Since Tropical Storm Hermine has left the area, National Park Service biotechnicians have been hard at work determining the status of the remaining sea turtle nests along the Cape Hatteras National Seashore.
Sea turtles had a banner year on the islands in 2016, breaking the record number of nests within the seashore with a total of 323 nests that had been reported by last week. The former record was set in 2015 with a total of 289 nests.
In the past weeks, many sea turtle nests have hatched. However, the ones that remained when Hermine passed over the Outer Banks on Sept. 3 were subject to big swells and standing ocean water.
Overall, after the storm, there were a total of 47 nests that were completely lost or inundated with excessive amounts of ocean water. This is a little less than half of the 121 total nests that were still on the beaches when Hermine arrived.
Lead biological science technician William Thompson and his team have been going to every sea turtle nest within the seashore from Bodie Island to Ocracoke and have been assessing which ones were lost and which have survived.
The team uses GPS coordinates, measurements from storm markers that lead them to the nest site, and the transponder balls – or the orange balls that are placed in front of each nest – to determine if the nest is lost or not.
The team has already visited every nest site, but Thompson notes that the end results may change.
“The overall numbers will change within the next few days because we’re giving some nests the benefit of the doubt until we remove them,” says Thompson.
On Ocracoke Island, 33 nests are still remaining on the seashore, and of those 33, staff biologists say 18 look like they are still viable, while 15 have been inundated with ocean water excessively and may no longer be viable.
On central Hatteras Island — Ramp 30 south to Hatteras Inlet — there are 41 nests remaining in the ground. Eleven nests were lost completely during the storm, and 10 nests were inundated with excessive amounts of ocean water.
In the Bodie Island district, there are two nests remaining on Bodie Island, and nine nests remaining from Ramp 30 to Rodanthe on Hatteras. Nine nests in the Bodie Island district were completely lost, and two nests were inundated with excessive ocean water.

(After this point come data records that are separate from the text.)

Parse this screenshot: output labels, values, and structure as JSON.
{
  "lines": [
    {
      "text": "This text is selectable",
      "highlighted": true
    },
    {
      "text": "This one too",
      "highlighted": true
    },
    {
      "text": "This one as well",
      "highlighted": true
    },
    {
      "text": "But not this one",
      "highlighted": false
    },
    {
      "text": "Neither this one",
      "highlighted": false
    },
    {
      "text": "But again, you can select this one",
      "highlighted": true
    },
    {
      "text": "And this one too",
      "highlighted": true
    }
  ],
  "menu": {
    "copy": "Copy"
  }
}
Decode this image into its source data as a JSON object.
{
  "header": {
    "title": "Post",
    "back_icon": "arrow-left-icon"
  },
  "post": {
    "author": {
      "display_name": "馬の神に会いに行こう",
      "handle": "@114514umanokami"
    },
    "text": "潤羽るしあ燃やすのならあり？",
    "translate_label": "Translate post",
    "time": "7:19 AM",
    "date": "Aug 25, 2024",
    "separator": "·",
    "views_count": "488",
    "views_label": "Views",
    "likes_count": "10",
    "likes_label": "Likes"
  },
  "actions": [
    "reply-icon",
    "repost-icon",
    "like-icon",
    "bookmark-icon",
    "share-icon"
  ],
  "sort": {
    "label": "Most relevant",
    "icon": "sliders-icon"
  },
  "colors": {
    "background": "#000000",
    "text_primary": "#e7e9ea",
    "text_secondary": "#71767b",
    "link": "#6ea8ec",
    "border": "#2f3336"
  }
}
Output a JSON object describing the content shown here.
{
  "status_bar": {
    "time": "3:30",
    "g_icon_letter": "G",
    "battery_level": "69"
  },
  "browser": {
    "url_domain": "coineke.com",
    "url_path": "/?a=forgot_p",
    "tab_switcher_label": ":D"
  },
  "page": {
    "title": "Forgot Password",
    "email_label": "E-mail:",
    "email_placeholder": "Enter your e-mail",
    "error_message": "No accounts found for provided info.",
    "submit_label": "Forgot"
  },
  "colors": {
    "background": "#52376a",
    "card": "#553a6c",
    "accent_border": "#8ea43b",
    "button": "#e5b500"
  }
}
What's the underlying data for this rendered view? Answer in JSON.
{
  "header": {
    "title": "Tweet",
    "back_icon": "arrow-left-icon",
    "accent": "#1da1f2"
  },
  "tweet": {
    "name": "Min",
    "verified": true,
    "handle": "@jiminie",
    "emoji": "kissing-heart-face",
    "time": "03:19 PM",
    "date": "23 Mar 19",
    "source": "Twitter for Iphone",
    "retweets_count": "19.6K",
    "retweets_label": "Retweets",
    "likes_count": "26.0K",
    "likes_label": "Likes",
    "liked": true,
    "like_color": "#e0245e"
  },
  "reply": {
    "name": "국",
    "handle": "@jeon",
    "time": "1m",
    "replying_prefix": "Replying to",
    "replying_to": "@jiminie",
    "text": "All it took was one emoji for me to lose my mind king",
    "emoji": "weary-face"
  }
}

“Considering the swell, and considering the weather that we had, this is a moderate loss to our turtle nests, and it’s a moderate loss compared to past storms,” says Thompson. “It’s nothing that I am 100 percent alarmed about, but also not something to take lightly.”
The term “inundated with ocean water” is important, as it’s an indication that these nests that have been underwater for long periods of time may not survive.
“They’ve been overwashed and sitting in standing water for so long that there is little to no viability for those nests,” says Thompson.
“…It’s not likely that nests that were inundated with saltwater will have a good hatch success, but we could see some surprises with parts of each nest.”
Thompson also reports that all nests that were completely lost on Hatteras Island occurred on the east-facing beaches, from Ramp 44 northward to Ramp 23.
“We did not completely lose any of our south-facing nests,” says Thompson. “Some may have been ‘lost’ because they were inundated with water, but we didn’t [physically] lose any nests on those beaches.”
The main reason for the loss, as well as the location of the losses, also wasn’t because of the storm itself, but because of the aftereffects.
“We were seeing a long duration of heavy swell on the ocean side. And that’s due to the storm getting back into the ocean, strengthening, and creating that big swell that we saw,” says Thompson.
“The storm itself wasn’t that bad, but yesterday the swell peaked,” he adds. “The fourth and the fifth [of September] were our worse swells this year as it pertains to sea turtle nesting.”
The overall loss of 47 nests isn’t good news, but at the same time, it isn’t necessarily a shocking turn of events either.
“Overall I wouldn’t consider this a surprise,” says Thompson. “All predicted swell heights and winds coincided with what the storm did. The surprise from the storm was the soundside flooding that had occurred after the storm had passed.”
At this point, all nests on the seashore have been looked into and have either been lost or protected in some shape or form. What this means is that the NPS can now expand the remaining nests when they’re getting close to being ready to hatch, reinstall filter fence, and lengthen the boundary lines to the shoreline as the swell recedes.
These tasks are all on the agenda for the biotechs in the coming week, which will be a solid step in getting the remaining resident sea turtle nests back to normal, post Hermine.